Is Math Really Important?
Welcome to the math for teaching program blog
As the director of the Harvard Extension School’s Mathematics for Teaching Graduate Program I have been able to work with hundreds of current and aspiring math teachers over the past decade. I’ve had many interesting conversations about math, math education, and the nature and art (!) of teaching and learning. In this blog I hope to share with you some of the thoughts, insights, and questions that have come up in these conversations. I will also ask friends and colleagues to share their thoughts on these topics too and to contribute to this blog as well. If you have an interest in adding to our discussion, please get in touch.
As a starting point, let’s pose a question
What is mathematics really about, and why do we make students study it at all? Over the summer a somewhat provocative article showed up in the New York Times, written by Andrew Hacker, questioning the need for studying algebra. My immediate reaction was, “Here we go again.” It’s easy to ask the question about any particular topic in mathematics, and we all have stories of when students ask, “What’s this good for?”
Anecdotally, this question seems to hit math classes more often than history or English classes. Part of my response to this is that math is critically involved in so much of humanity’s progress that it is almost impossible to conceive of how we would have gotten this far without mathematics. Unfortunately, that hardly makes any one student feel better if they don’t believe that they are going to be adding to that progress in a scientific way themselves.
Then there’s the strength of mind argument—that studying mathematics contributes to building one’s brain muscle in a particularly effective way. A counterargument to this is that there are many ways to exercise one’s mind. Why do we ask everyone to run laps on a track if some students would rather work out by swimming or rock climbing?
Fractal images: math, art, or both?
And finally, one of the most fundamental reasons to study math is doing math, exploring math, and creating math can be among some of the most enjoyable things that one does with one’s mind, full of fun, interesting twists and turns, amazing vistas, and clever connections. Done with students in a way that’s unfortunately not necessarily the norm, (i.e., not as simply a repetition of facts and formulas aimed at a conquering a limited set of tasks) math can be a joyful, creative endeavor, one that can be shared with friends and strangers alike.
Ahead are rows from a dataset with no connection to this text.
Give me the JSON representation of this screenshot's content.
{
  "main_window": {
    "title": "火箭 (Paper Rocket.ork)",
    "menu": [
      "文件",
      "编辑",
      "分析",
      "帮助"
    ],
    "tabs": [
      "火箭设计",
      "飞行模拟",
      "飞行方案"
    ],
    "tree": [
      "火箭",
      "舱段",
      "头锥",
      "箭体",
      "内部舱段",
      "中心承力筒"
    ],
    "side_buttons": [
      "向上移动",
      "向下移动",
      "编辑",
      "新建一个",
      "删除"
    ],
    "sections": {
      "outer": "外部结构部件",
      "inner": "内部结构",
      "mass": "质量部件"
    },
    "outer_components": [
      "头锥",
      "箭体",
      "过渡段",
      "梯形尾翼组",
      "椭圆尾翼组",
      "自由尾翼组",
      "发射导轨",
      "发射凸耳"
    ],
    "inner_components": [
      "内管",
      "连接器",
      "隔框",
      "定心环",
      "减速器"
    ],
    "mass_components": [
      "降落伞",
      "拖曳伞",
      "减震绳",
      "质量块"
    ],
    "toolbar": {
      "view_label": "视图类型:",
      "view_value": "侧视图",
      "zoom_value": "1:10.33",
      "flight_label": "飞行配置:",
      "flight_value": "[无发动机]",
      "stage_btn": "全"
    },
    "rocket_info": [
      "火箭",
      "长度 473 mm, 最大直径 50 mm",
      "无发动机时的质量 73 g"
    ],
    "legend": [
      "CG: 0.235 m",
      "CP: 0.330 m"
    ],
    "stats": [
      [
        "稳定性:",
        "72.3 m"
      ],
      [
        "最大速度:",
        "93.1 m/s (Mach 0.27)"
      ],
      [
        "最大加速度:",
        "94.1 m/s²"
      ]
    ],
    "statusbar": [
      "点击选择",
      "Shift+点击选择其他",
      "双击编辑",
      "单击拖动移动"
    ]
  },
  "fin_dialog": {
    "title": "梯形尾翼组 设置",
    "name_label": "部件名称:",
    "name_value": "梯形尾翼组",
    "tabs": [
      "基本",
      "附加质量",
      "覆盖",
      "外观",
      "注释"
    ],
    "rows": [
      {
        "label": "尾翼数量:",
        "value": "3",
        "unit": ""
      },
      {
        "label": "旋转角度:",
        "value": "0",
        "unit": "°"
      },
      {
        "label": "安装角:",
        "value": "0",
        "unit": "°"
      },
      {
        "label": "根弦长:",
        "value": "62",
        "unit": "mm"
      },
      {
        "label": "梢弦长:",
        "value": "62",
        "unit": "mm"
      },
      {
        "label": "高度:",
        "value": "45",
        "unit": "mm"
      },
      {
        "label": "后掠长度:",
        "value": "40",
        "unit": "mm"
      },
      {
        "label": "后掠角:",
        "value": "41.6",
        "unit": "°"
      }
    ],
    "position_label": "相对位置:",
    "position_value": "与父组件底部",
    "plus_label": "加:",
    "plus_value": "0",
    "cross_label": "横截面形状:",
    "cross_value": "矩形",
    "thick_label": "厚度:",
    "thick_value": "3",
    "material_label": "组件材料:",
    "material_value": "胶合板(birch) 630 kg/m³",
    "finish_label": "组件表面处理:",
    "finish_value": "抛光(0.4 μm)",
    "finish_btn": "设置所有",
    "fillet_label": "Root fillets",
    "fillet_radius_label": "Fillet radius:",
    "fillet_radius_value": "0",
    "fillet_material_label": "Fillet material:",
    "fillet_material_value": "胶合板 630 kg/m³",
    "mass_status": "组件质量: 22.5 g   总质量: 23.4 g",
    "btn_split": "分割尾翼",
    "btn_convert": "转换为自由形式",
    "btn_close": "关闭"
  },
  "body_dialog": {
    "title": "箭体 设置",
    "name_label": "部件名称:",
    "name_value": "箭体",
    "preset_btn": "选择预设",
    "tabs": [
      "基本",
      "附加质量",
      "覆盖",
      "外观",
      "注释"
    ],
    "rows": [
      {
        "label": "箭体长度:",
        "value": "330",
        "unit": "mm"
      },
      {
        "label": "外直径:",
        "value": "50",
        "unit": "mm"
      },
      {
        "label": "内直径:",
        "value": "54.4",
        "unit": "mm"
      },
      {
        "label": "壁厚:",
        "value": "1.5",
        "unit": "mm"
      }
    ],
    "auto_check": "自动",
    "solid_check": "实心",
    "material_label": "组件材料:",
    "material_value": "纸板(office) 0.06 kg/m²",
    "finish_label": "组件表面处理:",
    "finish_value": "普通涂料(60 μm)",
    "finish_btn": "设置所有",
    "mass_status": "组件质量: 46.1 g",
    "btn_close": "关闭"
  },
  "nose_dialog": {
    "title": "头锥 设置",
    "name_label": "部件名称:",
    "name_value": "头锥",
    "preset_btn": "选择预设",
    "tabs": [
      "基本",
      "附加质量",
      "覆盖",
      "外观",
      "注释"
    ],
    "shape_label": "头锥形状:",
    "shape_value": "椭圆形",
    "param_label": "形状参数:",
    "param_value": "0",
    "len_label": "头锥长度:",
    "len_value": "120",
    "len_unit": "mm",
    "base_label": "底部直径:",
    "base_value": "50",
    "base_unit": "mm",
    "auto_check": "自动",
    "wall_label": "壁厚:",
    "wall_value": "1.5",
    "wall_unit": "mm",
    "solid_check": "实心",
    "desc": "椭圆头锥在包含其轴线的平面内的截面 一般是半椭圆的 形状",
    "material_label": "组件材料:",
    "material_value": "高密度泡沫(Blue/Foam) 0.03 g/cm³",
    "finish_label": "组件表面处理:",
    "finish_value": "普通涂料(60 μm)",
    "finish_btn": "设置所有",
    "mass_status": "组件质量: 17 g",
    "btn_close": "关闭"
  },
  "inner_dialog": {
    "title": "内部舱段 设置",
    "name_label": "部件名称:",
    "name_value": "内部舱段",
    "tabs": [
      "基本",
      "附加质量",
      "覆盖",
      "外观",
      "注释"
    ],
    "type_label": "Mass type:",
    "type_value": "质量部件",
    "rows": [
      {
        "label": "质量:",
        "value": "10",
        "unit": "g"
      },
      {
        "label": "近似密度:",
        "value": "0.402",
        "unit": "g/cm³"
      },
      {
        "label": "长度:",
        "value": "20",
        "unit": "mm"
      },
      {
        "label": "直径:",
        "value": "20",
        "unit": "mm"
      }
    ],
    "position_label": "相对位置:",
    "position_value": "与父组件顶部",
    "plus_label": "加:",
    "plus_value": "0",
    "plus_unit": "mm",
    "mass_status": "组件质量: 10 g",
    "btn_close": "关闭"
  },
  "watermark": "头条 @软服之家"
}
So, here’s your first question ...
Why do we ask students to study math? And if you’d like to stick more closely to Andrew Hacker’s original question, why do we ask all of our students to study algebra?